In practice, it fails to stick the landing. The luminescence does show up under ultraviolet (UV) light, but naturally dark environments – such as an unlit room at night – renders it ineffective. At most, there will be a pulsing strip running down near the edge of each controller (not even across the whole grip, mind you), which is especially disappointing to see on a product that considers the glow to be its biggest selling point. 

In fact, it’d have made more sense to incorporate backlight into the buttons instead. Etched in black with a thin font, they can be difficult to locate in places with poor visibility or low light. It’s a real pity, since everything else about the Omelet Mini Joy-Pad easily meets expectations, from build quality to performance.

Geek Review: Omelet Mini Joy-Pad (3)

Contrary to what its plasticky appearance may suggest, the device is decked out with buttons that are firm to the touch, including the triggers. They feel stiffer than those on the original Joy-Con, ditching the familiar mushiness for more solid and tactile feedback. Despite offering more resistance, the Hall-Elite joysticks are also pleasant to use, living up to the promise of a drift-free experience. 

Well, not exactly. The Omelet Mini Joy-Pad succumbed to just one instance of Joy-Con drift, where Dave continued swimming in Dave the Diver’s Sea People Village when hands were off the Switch. It’s unclear whether this was a one-off glitch, however, so here’s the benefit of doubt. 
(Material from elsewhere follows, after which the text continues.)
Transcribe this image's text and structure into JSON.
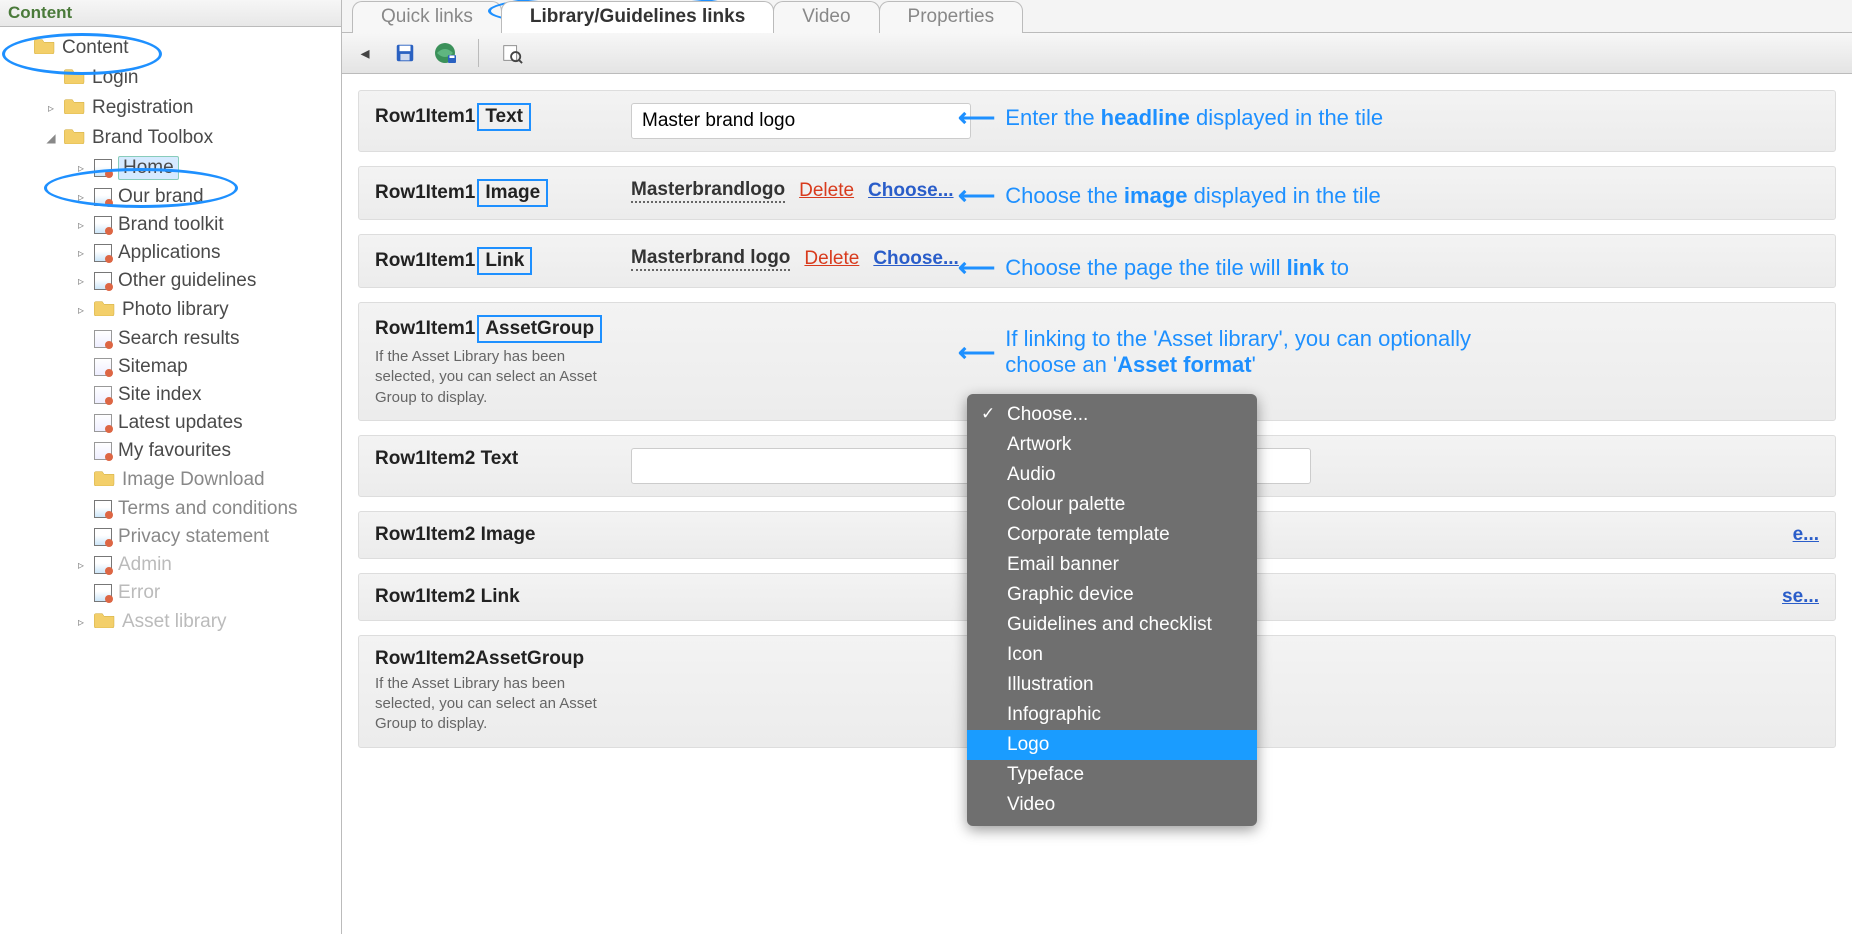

The joypad, with its thicker cut (likely to also accommodate the USB-C port on each side), will feel heavier and bigger than one is used to, particularly for users with smaller hands. Still, it can be easily snapped in place, even if doing so requires more effort. Simply press down on the small button at the back, slide each one down the same way you would with the original Joy-Con, and voila, device pairing is done. 

As compared to its Nintendo counterpart, Omelet’s latest offers stronger haptic feedback in both handheld or wireless mode. Reeling in a medium-sized catch in Dave the Diver activates constant thrumming, while getting attacked by a lynel in The Legend of Zelda: Tears of the Kingdom triggers aggressive vibration. 

The Switch’s versatile form factor means owners can play games docked, or while on the move. The Omelet Mini Joy-Pad, naturally, fulfills both requirements – except for specific scenarios involving the Joy-Con grip. With a strap included, the device allows users to loop their hand through and hold the controllers separately, but they won’t be able to slot it into the grip or a standard-size case due to the stockier form factor. As such, there isn’t any way to turn it into an untethered two-handed controller, inadvertently limiting play options.  

At S$29.90 / RM99, the Omelet Mini Joy-Pad is a solid third-party alternative that offers more for less. The inability to execute its glow-in-the-dark design premise isn’t a good look, even if the blow is considerably softened by its high-performing and reliable functionality. Barring some minor compromises, the gaming console presents convincing proof against the enduring price-equals-quality argument. 



While not particularly egg-ceptional, the Omelet Mini Joy-Pad is more than well-equipped to work its magic in a pinch.

  • Aesthetics - 8/10
  • Build Quality - 8/10
  • Performance - 7.5/10
  • Value - 9/10
  • Geek Satisfaction - 8/10